ARCTIC Freezer A35 A-RGB Review (Page 3 of 4)

Page 3 - Test Results

Out test configuration is as follows:

CPU: AMD Ryzen 5 5600X
Motherboard: MSI MAG B550 Tomahawk
RAM: Thermaltake TOUGHRAM XG RGB DDR4-4000 2x8GB
Graphics: EVGA NVIDIA GeForce RTX 3060 Ti
Chassis: Corsair 5000D
Power: SilverStone Decathlon DA850 Gold 850W
Storage: Samsung EVO 970 1TB, Patriot P400 1TB, Lexar NQ100 480GB
Operating System: Microsoft Windows 10 Pro
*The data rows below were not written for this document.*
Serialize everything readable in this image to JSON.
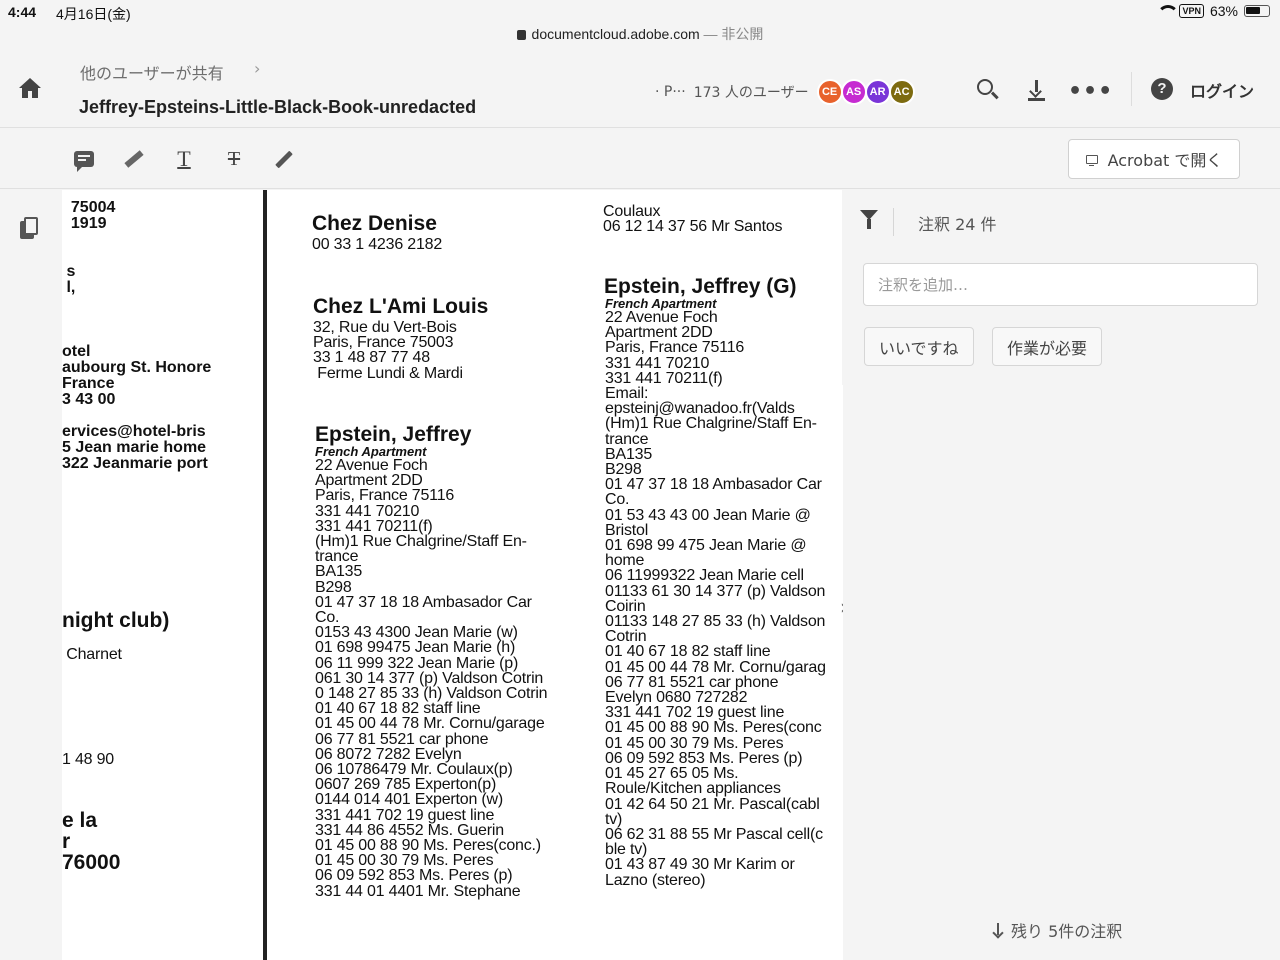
{
  "status_bar": {
    "time": "4:44",
    "date": "4月16日(金)",
    "url": "documentcloud.adobe.com",
    "privacy": " — 非公開",
    "vpn": "VPN",
    "battery": "63%"
  },
  "header": {
    "breadcrumb": "他のユーザーが共有",
    "breadcrumb_chevron": "›",
    "title": "Jeffrey-Epsteins-Little-Black-Book-unredacted",
    "page_label": "· P···",
    "users_count": "173 人のユーザー",
    "avatars": [
      {
        "initials": "CE",
        "color": "#e8622c"
      },
      {
        "initials": "AS",
        "color": "#c62bd1"
      },
      {
        "initials": "AR",
        "color": "#7a35d8"
      },
      {
        "initials": "AC",
        "color": "#7d6b10"
      }
    ],
    "more_label": "•••",
    "help_label": "?",
    "login_label": "ログイン"
  },
  "toolbar": {
    "text_tool": "T",
    "strike_tool": "T",
    "acrobat_label": "Acrobat で開く"
  },
  "document": {
    "left_column": "  75004\n  1919\n\n\n s\n l,\n\n\n\notel\naubourg St. Honore\nFrance\n3 43 00\n\nervices@hotel-bris\n5 Jean marie home\n322 Jeanmarie port",
    "left_column_2": "night club)",
    "left_column_3": " Charnet",
    "left_column_4": "1 48 90",
    "left_column_5": "e la\nr\n76000",
    "col_a": [
      {
        "heading": "Chez Denise",
        "lines": [
          "00 33 1 4236 2182"
        ]
      },
      {
        "heading": "Chez L'Ami Louis",
        "lines": [
          "32, Rue du Vert-Bois",
          "Paris, France 75003",
          "33 1 48 87 77 48",
          " Ferme Lundi & Mardi"
        ]
      },
      {
        "heading": "Epstein, Jeffrey",
        "sub": "French Apartment",
        "lines": [
          "22 Avenue Foch",
          "Apartment 2DD",
          "Paris, France 75116",
          "331 441 70210",
          "331 441 70211(f)",
          "(Hm)1 Rue Chalgrine/Staff En-",
          "trance",
          "BA135",
          "B298",
          "01 47 37 18 18 Ambasador Car",
          "Co.",
          "0153 43 4300 Jean Marie (w)",
          "01 698 99475 Jean Marie (h)",
          "06 11 999 322 Jean Marie (p)",
          "061 30 14 377 (p) Valdson Cotrin",
          "0 148 27 85 33 (h) Valdson Cotrin",
          "01 40 67 18 82 staff line",
          "01 45 00 44 78 Mr. Cornu/garage",
          "06 77 81 5521 car phone",
          "06 8072 7282 Evelyn",
          "06 10786479 Mr. Coulaux(p)",
          "0607 269 785 Experton(p)",
          "0144 014 401 Experton (w)",
          "331 441 702 19 guest line",
          "331 44 86 4552 Ms. Guerin",
          "01 45 00 88 90 Ms. Peres(conc.)",
          "01 45 00 30 79 Ms. Peres",
          "06 09 592 853 Ms. Peres (p)",
          "331 44 01 4401 Mr. Stephane"
        ]
      }
    ],
    "col_b": [
      {
        "lines": [
          "Coulaux",
          "06 12 14 37 56 Mr Santos"
        ]
      },
      {
        "heading": "Epstein, Jeffrey (G)",
        "sub": "French Apartment",
        "lines": [
          "22 Avenue Foch",
          "Apartment 2DD",
          "Paris, France 75116",
          "331 441 70210",
          "331 441 70211(f)",
          "Email:",
          "epsteinj@wanadoo.fr(Valds",
          "(Hm)1 Rue Chalgrine/Staff En-",
          "trance",
          "BA135",
          "B298",
          "01 47 37 18 18 Ambasador Car",
          "Co.",
          "01 53 43 43 00 Jean Marie @",
          "Bristol",
          "01 698 99 475 Jean Marie @",
          "home",
          "06 11999322 Jean Marie cell",
          "01133 61 30 14 377 (p) Valdson",
          "Coirin",
          "01133 148 27 85 33 (h) Valdson",
          "Cotrin",
          "01 40 67 18 82 staff line",
          "01 45 00 44 78 Mr. Cornu/garag",
          "06 77 81 5521 car phone",
          "Evelyn 0680 727282",
          "331 441 702 19 guest line",
          "01 45 00 88 90 Ms. Peres(conc",
          "01 45 00 30 79 Ms. Peres",
          "06 09 592 853 Ms. Peres (p)",
          "01 45 27 65 05 Ms.",
          "Roule/Kitchen appliances",
          "01 42 64 50 21 Mr. Pascal(cabl",
          "tv)",
          "06 62 31 88 55 Mr Pascal cell(c",
          "ble tv)",
          "01 43 87 49 30 Mr Karim or",
          "Lazno (stereo)"
        ]
      }
    ]
  },
  "panel": {
    "comments_count": "注釈 24 件",
    "add_placeholder": "注釈を追加…",
    "chip_like": "いいですね",
    "chip_needs_work": "作業が必要",
    "remaining": "残り 5件の注釈"
  }
}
Compared hardware:
- ARCTIC Freezer A35 A-RGB
- ARCTIC Liquid Freezer II 280 A-RGB
- SilverStone Hydrogon D120 ARGB
- Cooler Master MasterLiquid PL240 Flux

All tests were run in our custom-built computer to best reflect real-life performance. The computer remained in the same place and room for all tests. The ambient temperature of the room was roughly 21 degrees Celsius. The thermal paste applied to each cooler was stock respective to their manufacturers to rate its performance. Sufficient time between testing was applied for the paste to settle. The fans on all heatsinks were connected to the same motherboard's 4-pin connector. The test computer was turned on and idling for at least one hour for the idling tests. High CPU load results were obtained using the Prime95 in place large FFTs test with twelve worker threads for a minimum of 15 minutes and recorded when the temperature was deemed stable.
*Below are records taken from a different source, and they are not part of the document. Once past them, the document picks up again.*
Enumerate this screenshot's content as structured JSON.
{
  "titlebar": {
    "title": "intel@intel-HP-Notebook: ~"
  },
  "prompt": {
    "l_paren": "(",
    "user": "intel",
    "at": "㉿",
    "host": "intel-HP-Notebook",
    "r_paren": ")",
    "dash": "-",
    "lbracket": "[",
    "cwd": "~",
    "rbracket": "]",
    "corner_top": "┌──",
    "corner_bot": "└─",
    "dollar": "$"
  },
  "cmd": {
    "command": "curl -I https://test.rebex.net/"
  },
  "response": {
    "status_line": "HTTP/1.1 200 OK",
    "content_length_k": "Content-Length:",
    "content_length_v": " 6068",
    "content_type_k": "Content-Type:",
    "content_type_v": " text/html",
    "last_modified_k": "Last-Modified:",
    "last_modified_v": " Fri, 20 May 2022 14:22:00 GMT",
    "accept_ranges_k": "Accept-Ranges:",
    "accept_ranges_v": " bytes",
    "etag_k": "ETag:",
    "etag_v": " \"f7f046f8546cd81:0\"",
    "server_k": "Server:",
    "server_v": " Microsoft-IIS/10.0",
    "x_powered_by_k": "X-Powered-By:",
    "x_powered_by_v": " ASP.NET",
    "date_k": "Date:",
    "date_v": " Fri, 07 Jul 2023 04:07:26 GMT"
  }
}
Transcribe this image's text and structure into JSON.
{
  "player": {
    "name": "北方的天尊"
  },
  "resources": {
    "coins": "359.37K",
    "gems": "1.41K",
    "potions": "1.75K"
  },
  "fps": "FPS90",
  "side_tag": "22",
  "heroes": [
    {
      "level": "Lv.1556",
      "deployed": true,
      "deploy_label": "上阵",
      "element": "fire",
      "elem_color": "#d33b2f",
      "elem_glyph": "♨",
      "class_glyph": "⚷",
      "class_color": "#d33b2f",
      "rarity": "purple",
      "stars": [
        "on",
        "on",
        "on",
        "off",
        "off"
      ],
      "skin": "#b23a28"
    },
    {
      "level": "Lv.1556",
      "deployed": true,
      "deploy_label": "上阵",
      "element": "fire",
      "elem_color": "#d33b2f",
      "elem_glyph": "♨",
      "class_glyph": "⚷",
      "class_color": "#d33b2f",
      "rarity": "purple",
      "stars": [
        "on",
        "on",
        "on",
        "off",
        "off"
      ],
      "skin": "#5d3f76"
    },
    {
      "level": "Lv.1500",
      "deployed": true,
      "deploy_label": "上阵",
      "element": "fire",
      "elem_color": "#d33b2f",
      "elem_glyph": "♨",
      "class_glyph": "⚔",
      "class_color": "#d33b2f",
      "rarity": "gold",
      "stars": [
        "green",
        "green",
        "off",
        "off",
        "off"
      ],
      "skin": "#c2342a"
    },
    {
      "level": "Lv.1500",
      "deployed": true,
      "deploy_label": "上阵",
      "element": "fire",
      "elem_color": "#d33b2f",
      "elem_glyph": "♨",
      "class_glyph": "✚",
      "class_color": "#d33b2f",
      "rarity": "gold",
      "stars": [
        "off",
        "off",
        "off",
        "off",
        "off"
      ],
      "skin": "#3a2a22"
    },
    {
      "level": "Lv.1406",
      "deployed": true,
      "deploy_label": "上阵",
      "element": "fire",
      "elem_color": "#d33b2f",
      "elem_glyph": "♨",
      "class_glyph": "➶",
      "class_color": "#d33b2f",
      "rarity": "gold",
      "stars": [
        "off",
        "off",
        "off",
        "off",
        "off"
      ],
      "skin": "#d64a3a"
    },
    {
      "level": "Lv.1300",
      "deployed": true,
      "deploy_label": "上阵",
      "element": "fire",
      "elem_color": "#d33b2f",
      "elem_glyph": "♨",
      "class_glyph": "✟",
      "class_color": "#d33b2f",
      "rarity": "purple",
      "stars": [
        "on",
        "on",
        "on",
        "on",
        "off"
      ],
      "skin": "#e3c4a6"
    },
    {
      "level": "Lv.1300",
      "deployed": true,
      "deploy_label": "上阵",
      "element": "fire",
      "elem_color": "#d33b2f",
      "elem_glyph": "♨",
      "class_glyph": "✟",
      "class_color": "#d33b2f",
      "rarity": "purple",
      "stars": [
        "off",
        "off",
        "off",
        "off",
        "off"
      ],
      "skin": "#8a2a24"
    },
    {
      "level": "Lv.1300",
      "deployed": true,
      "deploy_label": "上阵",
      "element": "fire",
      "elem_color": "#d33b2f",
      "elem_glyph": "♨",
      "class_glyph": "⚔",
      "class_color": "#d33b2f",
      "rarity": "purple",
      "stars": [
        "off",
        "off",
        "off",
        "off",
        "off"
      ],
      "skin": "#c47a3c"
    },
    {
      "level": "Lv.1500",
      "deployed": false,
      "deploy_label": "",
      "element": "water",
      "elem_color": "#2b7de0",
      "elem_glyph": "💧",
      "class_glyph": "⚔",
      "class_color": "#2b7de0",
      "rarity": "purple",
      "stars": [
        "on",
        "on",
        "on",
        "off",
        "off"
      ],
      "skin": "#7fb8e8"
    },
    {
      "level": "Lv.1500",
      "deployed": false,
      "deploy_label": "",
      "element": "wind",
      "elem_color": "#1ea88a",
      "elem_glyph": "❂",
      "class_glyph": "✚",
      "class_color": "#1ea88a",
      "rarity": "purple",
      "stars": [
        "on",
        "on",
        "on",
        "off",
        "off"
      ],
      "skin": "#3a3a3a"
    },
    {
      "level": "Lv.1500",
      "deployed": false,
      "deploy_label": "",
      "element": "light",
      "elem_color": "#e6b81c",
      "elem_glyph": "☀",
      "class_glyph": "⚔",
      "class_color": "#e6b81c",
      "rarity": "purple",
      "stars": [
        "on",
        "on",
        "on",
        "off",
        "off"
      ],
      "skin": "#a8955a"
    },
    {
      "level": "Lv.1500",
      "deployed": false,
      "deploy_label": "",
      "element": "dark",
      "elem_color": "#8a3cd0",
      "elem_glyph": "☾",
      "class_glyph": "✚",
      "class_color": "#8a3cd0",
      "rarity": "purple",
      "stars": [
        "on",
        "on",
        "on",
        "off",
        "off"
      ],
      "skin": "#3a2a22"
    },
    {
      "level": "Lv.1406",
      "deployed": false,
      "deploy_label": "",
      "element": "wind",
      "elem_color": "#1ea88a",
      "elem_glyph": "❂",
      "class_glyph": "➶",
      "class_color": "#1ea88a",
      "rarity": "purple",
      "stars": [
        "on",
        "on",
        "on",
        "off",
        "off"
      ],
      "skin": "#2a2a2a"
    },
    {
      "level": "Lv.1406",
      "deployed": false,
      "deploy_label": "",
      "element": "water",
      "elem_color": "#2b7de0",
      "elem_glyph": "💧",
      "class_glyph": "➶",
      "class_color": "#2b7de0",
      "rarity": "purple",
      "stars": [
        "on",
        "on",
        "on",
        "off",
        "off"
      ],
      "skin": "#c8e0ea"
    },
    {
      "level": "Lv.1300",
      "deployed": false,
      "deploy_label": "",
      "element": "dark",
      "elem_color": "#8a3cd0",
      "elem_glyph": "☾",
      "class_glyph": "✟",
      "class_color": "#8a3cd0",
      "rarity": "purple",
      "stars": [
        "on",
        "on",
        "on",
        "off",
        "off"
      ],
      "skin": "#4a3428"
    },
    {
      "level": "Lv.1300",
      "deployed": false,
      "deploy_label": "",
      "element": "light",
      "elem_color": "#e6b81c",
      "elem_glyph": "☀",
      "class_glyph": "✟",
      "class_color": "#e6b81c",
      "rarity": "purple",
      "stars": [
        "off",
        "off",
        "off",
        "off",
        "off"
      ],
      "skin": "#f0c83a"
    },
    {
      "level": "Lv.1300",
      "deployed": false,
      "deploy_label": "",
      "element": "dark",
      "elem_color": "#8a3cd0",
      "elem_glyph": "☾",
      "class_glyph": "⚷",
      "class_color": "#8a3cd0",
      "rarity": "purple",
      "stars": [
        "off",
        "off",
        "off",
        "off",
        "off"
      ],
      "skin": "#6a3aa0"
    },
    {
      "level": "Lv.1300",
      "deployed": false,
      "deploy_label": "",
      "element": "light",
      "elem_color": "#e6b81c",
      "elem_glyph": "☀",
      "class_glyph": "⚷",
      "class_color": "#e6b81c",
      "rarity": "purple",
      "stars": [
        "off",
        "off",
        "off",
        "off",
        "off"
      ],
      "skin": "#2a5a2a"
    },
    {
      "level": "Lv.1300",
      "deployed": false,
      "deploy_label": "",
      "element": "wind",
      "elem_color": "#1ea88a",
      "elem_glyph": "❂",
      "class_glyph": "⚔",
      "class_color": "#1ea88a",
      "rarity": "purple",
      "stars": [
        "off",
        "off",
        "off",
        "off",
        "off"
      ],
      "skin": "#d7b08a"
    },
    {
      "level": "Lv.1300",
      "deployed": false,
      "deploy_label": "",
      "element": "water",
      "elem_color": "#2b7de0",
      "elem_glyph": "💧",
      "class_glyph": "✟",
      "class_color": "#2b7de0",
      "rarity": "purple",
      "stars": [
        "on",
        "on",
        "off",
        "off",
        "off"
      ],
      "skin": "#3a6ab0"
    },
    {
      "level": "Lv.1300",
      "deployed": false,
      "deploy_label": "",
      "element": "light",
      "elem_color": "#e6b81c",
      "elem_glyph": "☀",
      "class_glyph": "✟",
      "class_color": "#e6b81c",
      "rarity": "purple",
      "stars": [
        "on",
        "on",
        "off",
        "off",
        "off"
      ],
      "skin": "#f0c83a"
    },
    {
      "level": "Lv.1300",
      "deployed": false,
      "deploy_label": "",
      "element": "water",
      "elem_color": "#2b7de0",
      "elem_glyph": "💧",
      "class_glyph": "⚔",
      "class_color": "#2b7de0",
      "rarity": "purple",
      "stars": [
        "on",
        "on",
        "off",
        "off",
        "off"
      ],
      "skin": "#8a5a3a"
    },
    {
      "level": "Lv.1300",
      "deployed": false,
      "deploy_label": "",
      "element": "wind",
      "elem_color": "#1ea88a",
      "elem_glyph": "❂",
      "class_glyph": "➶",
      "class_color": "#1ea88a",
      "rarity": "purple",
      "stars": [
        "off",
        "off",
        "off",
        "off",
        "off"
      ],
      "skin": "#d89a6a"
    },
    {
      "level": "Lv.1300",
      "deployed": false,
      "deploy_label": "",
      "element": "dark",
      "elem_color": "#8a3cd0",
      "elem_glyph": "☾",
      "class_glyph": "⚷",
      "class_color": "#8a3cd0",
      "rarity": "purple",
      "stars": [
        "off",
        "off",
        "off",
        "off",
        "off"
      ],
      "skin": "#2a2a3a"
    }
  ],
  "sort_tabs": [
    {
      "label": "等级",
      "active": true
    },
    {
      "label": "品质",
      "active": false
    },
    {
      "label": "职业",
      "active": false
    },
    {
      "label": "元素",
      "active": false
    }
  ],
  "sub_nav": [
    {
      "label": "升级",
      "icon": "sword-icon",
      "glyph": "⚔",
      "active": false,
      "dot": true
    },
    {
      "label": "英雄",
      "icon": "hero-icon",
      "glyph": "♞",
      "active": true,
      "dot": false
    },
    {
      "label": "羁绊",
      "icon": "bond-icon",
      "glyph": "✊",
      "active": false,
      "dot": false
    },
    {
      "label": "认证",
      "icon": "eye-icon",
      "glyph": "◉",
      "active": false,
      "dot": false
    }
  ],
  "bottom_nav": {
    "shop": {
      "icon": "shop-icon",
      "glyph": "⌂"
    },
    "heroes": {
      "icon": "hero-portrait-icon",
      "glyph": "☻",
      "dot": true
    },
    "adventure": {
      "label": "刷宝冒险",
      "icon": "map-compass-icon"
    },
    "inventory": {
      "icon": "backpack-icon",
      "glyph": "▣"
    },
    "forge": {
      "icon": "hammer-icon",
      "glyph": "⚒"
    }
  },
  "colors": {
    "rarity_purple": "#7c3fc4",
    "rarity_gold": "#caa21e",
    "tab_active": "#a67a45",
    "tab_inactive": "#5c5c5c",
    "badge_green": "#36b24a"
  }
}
For the first test, I let my computer sit idle for a while. After about an hour, I shook my mouse to wake my computer up. We can see the ARCTIC Freezer A35 A-RGB sat around 39 degrees Celsius, which was the same as the idle temperature as the SilverStone Hydrogon D120 ARGB. The Hydrogon D120 ARGB was proven to be a very capable cooler, so the fact the Freezer A35 A-RGB can match its idle thermals is a good start. The idle temperature of the Freezer A35 A-RGB was also only a few degrees above the compared liquid coolers, which is fair given an AIO liquid cooler will typically have better cooling performance than an air cooler. While this is a good start, idle tests do not give a full representation of their cooling capabilities, thus leading us into our load tests.
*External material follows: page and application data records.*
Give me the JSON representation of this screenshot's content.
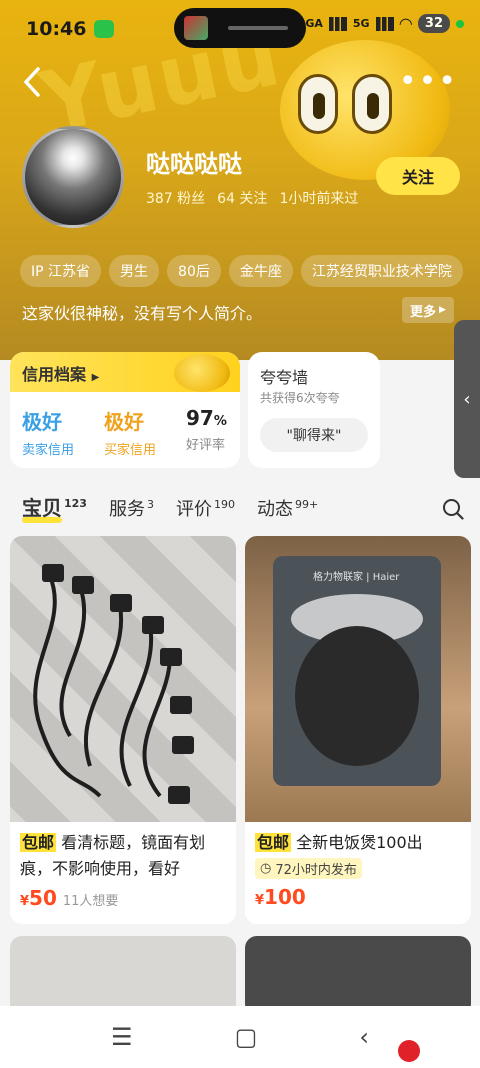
{
  "status_bar": {
    "time": "10:46",
    "network1": "5GA",
    "network2": "5G",
    "battery": "32"
  },
  "header": {
    "back_icon": "chevron-left-icon",
    "more_icon": "more-dots-icon"
  },
  "profile": {
    "name": "哒哒哒哒",
    "fans": "387 粉丝",
    "follows": "64 关注",
    "last_seen": "1小时前来过",
    "follow_label": "关注",
    "tags": [
      "IP 江苏省",
      "男生",
      "80后",
      "金牛座",
      "江苏经贸职业技术学院"
    ],
    "bio": "这家伙很神秘，没有写个人简介。",
    "more_label": "更多"
  },
  "credit": {
    "title": "信用档案",
    "seller": {
      "value": "极好",
      "label": "卖家信用",
      "color": "#3aa0e6"
    },
    "buyer": {
      "value": "极好",
      "label": "买家信用",
      "color": "#f0a21d"
    },
    "rate": {
      "value": "97",
      "unit": "%",
      "label": "好评率"
    }
  },
  "praise_wall": {
    "title": "夸夸墙",
    "subtitle": "共获得6次夸夸",
    "pill": "\"聊得来\""
  },
  "tabs": [
    {
      "label": "宝贝",
      "count": "123"
    },
    {
      "label": "服务",
      "count": "3"
    },
    {
      "label": "评价",
      "count": "190"
    },
    {
      "label": "动态",
      "count": "99+"
    }
  ],
  "items": [
    {
      "badge": "包邮",
      "title": "看清标题，镜面有划痕，不影响使用，看好",
      "currency": "¥",
      "price": "50",
      "wants": "11人想要"
    },
    {
      "badge": "包邮",
      "title": "全新电饭煲100出",
      "tag": "72小时内发布",
      "currency": "¥",
      "price": "100"
    }
  ],
  "cooker_brand": "格力物联家 | Haier",
  "colors": {
    "accent": "#ffe23a",
    "price": "#ff4b1f"
  }
}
Starting Prime95 and giving the processor time to load all the cores and threads, we can see how the cooler performs when the processor is under heavy stress. The ARCTIC Freezer A35 A-RGB still performed quite well here, peaking at 63 degrees Celsius. This was only a degree warmer than the SilverStone Hydrogon D120 ARGB, showing the Freezer A35 A-RGB can consistently compete with it. The maximum temperature was also only 5 degrees above the Cooler Master MasterLiquid PL240 Flux and 7 degrees warmer than ARCTIC's own Liquid Freezer II 280 RGB, which is not a massive difference in either case. We observed the boost frequency throughout the test, which was 3.7 GHz across all cores. The results here prove the ARCTIC Freezer A35 A-RGB is a more than capable cooler with my AMD Ryzen 5 5600X.

Sound is often perceived differently by people, but we try to make our subjective audio tests as objective as possible. On a scale of 0 to 10, where 0 is silence and 10 is a grenade explosion, I would rate the Freezer A35 A-RGB around 1.5/10 when idle and 3.0/10 when under full load. The ARCTIC fan was mostly true to its claims, being very quiet. However, I would say at its maximum, it was definitely not 12 dB quiet. I have no idea where the 12 dB claim came from, but it definitely was not rated at maximum speed. Under day-to-day use, the noise was barely audible.

Page Index
1. Introduction, Packaging, Specifications
2. Physical Look - Hardware, Installation
3. Test Results
4. Conclusion